Could you return each line of the material that has "Related" in it?

---*---

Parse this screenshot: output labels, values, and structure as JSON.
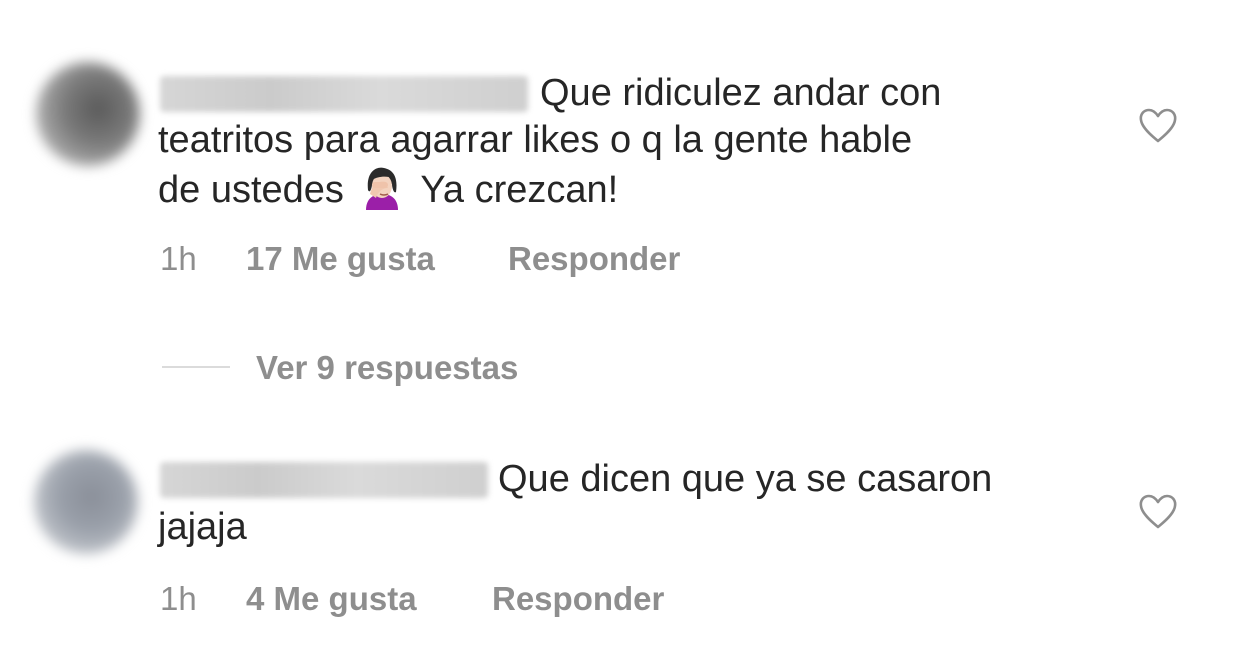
{
  "comments": [
    {
      "text_first": "Que ridiculez andar con",
      "text_second": "teatritos para agarrar likes o q la gente hable",
      "text_third_before": "de ustedes",
      "emoji": "woman-facepalming-emoji",
      "text_third_after": "Ya crezcan!",
      "time": "1h",
      "likes": "17 Me gusta",
      "reply_label": "Responder",
      "like_icon": "heart-outline-icon"
    },
    {
      "text_first": "Que dicen que ya se casaron",
      "text_second": "jajaja",
      "time": "1h",
      "likes": "4 Me gusta",
      "reply_label": "Responder",
      "like_icon": "heart-outline-icon"
    }
  ],
  "view_replies_label": "Ver 9 respuestas",
  "colors": {
    "text": "#262626",
    "secondary": "#8e8e8e",
    "divider": "#dbdbdb"
  }
}
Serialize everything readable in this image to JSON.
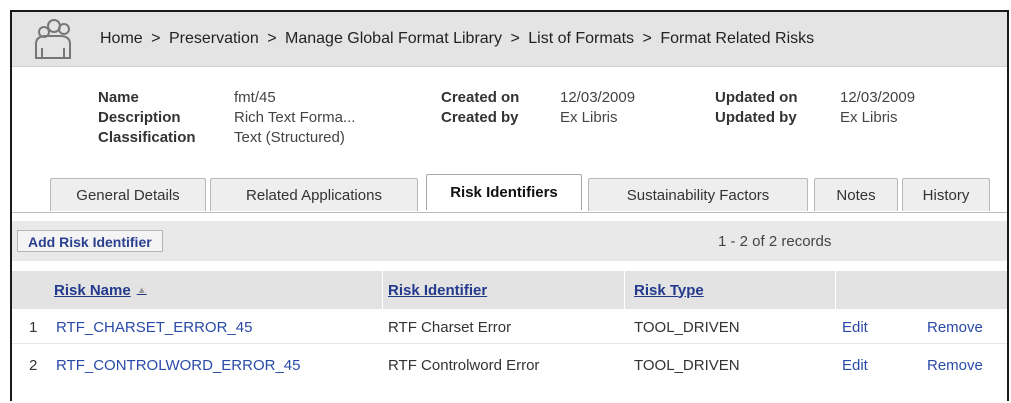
{
  "breadcrumb": [
    {
      "label": "Home"
    },
    {
      "label": "Preservation"
    },
    {
      "label": "Manage Global Format Library"
    },
    {
      "label": "List of Formats"
    },
    {
      "label": "Format Related Risks"
    }
  ],
  "breadcrumb_sep": ">",
  "details": {
    "name_label": "Name",
    "name_value": "fmt/45",
    "description_label": "Description",
    "description_value": "Rich Text Forma...",
    "classification_label": "Classification",
    "classification_value": "Text (Structured)",
    "created_on_label": "Created on",
    "created_on_value": "12/03/2009",
    "created_by_label": "Created by",
    "created_by_value": "Ex Libris",
    "updated_on_label": "Updated on",
    "updated_on_value": "12/03/2009",
    "updated_by_label": "Updated by",
    "updated_by_value": "Ex Libris"
  },
  "tabs": [
    {
      "label": "General Details"
    },
    {
      "label": "Related Applications"
    },
    {
      "label": "Risk Identifiers",
      "active": true
    },
    {
      "label": "Sustainability Factors"
    },
    {
      "label": "Notes"
    },
    {
      "label": "History"
    }
  ],
  "toolbar": {
    "add_label": "Add Risk Identifier",
    "records": "1 - 2 of 2 records"
  },
  "table": {
    "headers": [
      "Risk Name",
      "Risk Identifier",
      "Risk Type"
    ],
    "sort_indicator": "▲",
    "rows": [
      {
        "num": "1",
        "name": "RTF_CHARSET_ERROR_45",
        "identifier": "RTF Charset Error",
        "type": "TOOL_DRIVEN",
        "edit": "Edit",
        "remove": "Remove"
      },
      {
        "num": "2",
        "name": "RTF_CONTROLWORD_ERROR_45",
        "identifier": "RTF Controlword Error",
        "type": "TOOL_DRIVEN",
        "edit": "Edit",
        "remove": "Remove"
      }
    ]
  }
}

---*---

Solution for this problem -
      "label": "Format Related Risks"
      "label": "Related Applications"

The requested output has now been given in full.